Most importantly: I was right there, in the moment. Watching them attack the salad, listening to their adorable chewing sounds – chomp, chomp, – laughing like a little child at the petting zoo.
I was there because space has opened up in my head. I can finally exist in the moment. Because the thing that kept me from living my life is gone.
The thing was there for over a year. Like a viscous liquid you constantly have to wade through, or a boulder you need to constantly carry on your back. Talk with your kids? First set down The Boulder. Go for a walk? You have to haul The Boulder along. Try to escape it, and it rolls along behind you, trying to crush you. You can’t get away. It takes effort and stamina to always, always push through a mental block in order to do literally anything. But that was The Boulder: a sink of effort, energy, emotion. And all the while, nobody can see where your exhaustion comes from. They don’t feel your brain working in overdrive trying to manage life with an invisible burden you lug around, day and night.
Today, for the first time in over a year, I didn’t debate making coffee. I kid you not, I’ve constantly had to convince myself it’s worth the effort to grind the coffee beans, clean the coffee machine sieve, fill it with coffee grounds, press the button. But today, I thought to myself, “oh, that’s actually not much work,” and I did it. Just like that. You can’t imagine how proud I was of myself. Not for the coffee itself. But because for the first time I realised The Boulder weighing me down is truly and utterly gone. Festering limb severed. Healing progressing nicely. I finally have the energy to deal with my everyday life, including the little or big crises that inevitably come with children. And I have the emotional and mental stamina to make a damned coffee.

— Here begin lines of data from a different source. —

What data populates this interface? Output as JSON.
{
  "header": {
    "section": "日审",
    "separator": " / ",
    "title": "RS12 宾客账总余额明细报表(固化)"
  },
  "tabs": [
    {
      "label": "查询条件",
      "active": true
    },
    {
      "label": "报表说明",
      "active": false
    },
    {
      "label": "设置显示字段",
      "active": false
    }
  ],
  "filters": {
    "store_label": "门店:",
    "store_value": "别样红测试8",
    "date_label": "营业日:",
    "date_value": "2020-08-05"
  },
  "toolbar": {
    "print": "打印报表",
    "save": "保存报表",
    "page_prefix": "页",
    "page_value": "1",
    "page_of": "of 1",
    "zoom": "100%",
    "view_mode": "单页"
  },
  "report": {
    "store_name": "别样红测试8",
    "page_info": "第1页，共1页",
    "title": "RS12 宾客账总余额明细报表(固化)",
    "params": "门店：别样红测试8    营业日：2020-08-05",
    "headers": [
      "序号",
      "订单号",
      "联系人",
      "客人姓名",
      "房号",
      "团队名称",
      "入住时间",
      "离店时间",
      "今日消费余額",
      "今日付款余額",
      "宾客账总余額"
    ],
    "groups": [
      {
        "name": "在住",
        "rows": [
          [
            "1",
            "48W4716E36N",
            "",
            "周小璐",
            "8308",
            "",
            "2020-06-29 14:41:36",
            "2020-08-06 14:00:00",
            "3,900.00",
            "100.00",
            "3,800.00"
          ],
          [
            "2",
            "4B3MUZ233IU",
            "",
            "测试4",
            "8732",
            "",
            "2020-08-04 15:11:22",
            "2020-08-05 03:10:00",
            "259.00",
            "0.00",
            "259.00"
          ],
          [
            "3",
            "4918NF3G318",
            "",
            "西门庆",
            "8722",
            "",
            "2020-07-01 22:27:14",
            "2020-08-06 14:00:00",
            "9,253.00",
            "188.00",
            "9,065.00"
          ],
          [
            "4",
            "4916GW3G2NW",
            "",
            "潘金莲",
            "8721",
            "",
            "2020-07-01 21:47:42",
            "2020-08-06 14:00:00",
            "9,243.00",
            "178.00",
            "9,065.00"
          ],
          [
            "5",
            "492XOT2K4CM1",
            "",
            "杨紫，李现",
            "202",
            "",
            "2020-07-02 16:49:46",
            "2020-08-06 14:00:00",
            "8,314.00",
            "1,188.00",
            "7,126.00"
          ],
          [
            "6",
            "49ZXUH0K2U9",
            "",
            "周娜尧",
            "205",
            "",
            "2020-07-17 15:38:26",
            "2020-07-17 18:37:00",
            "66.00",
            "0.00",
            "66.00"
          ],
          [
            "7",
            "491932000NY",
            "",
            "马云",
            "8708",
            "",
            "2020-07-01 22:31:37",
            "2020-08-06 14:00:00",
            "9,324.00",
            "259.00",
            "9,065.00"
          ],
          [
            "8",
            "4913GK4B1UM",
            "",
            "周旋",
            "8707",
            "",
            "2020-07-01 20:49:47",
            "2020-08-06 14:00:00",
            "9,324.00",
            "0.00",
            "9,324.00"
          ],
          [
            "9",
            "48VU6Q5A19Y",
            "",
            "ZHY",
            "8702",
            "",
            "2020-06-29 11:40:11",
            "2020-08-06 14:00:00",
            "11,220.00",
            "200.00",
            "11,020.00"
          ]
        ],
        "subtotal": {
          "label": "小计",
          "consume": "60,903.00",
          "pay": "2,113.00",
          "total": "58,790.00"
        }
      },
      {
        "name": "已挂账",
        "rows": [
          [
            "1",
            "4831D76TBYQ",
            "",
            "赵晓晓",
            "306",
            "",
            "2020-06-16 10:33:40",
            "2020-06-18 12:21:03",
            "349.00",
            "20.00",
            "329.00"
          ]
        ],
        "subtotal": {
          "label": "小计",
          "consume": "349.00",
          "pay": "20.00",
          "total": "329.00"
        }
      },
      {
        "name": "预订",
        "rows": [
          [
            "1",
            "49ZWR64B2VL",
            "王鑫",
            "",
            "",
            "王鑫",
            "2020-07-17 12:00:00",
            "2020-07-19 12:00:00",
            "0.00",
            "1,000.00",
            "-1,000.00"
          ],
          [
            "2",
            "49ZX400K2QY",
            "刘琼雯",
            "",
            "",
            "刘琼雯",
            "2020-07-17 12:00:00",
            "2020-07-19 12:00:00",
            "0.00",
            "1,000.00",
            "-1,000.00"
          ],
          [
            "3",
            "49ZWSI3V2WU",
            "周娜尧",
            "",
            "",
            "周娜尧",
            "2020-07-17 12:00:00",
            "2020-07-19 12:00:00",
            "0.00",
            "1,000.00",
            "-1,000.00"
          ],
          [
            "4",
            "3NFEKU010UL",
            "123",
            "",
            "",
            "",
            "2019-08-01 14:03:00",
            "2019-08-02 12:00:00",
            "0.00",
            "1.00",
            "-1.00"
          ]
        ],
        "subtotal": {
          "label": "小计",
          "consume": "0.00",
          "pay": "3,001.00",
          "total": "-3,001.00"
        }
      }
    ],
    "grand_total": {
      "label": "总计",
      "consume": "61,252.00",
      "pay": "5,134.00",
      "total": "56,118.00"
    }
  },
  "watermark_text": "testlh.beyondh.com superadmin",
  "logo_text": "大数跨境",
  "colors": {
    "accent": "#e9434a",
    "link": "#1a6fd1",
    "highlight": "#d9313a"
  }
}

What the hell is The Boulder, you’re wondering. It doesn’t matter: it was just another obsession. A difficult problem. An emotional drain, a fixation that outlived its usefulness.
When I look back now, I realise there’s always been an obsessive thing in my life. Maybe not as prevalent or oppressive as The Boulder, maybe not as acute, painful, all-consuming, but always there, in the background, draining mental resources, forcing me to multitask to execute the simplest of tasks, because the thing was always there, a process running parallelly in the background. Every other thought was on top of the default baseline of worry and mental wear that the thing induced. Now, after the final break from careers, expectations, conventions, traumas, disappointments, and after a spectacularly successful course of therapy, I can finally be. The background is fading. No all-consuming parallel process running silently inside my skull. The mental space that’s opened up is huge. Is this the capacity, the emotional and mental energy normal people have? People whose brain is not working against their reserves of patience, energy, endurance?
I don’t know how I’m going to put this newly discovered capacity to use, but for now I’m just enjoying not being mentally and emotionally exhausted all the time. I’m enjoying being able to concentrate on one thing at a time instead of constantly having to juggle two. For the first time in my life, I can enjoy things for what they are. Because I demolished The Boulder.
See, freedom ultimately comes from the inside.